Task inputs →
■ ■ ■

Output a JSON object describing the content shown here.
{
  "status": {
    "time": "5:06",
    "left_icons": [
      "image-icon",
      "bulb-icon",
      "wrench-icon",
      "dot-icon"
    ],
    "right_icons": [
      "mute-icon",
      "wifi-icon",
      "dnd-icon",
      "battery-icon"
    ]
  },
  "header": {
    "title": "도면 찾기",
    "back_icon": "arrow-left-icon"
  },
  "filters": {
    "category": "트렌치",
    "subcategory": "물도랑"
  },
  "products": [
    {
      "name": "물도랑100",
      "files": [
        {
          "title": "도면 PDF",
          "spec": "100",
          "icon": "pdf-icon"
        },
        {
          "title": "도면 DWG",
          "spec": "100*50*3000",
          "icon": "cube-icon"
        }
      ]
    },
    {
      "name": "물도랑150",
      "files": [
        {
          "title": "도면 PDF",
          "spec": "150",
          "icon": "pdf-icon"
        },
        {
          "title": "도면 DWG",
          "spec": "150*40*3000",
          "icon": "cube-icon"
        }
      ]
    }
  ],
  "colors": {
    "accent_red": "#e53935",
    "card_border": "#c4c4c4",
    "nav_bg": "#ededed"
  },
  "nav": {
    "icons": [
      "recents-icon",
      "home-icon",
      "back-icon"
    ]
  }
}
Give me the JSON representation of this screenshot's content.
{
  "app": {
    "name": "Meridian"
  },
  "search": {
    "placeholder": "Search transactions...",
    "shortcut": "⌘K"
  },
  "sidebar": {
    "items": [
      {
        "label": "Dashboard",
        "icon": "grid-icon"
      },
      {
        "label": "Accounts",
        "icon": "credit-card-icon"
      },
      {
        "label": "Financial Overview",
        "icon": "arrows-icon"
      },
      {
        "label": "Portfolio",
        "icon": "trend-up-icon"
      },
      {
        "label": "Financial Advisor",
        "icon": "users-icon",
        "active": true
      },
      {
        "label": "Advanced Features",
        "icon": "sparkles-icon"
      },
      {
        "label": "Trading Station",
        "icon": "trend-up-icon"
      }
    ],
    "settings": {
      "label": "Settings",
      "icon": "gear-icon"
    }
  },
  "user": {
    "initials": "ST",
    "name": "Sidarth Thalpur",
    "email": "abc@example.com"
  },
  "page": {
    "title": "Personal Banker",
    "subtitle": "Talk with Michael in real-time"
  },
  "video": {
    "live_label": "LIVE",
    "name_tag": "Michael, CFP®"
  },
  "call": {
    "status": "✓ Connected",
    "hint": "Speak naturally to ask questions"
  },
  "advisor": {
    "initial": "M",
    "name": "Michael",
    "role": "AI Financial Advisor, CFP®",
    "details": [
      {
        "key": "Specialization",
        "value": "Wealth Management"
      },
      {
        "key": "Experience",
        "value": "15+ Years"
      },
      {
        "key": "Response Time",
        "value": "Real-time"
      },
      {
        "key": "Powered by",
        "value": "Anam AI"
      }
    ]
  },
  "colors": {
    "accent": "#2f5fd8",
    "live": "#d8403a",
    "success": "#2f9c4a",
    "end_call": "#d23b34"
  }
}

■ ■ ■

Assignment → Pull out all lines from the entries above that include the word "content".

Problem solution →
Output a JSON object describing the content shown here.
Give me the JSON representation of this screenshot's content.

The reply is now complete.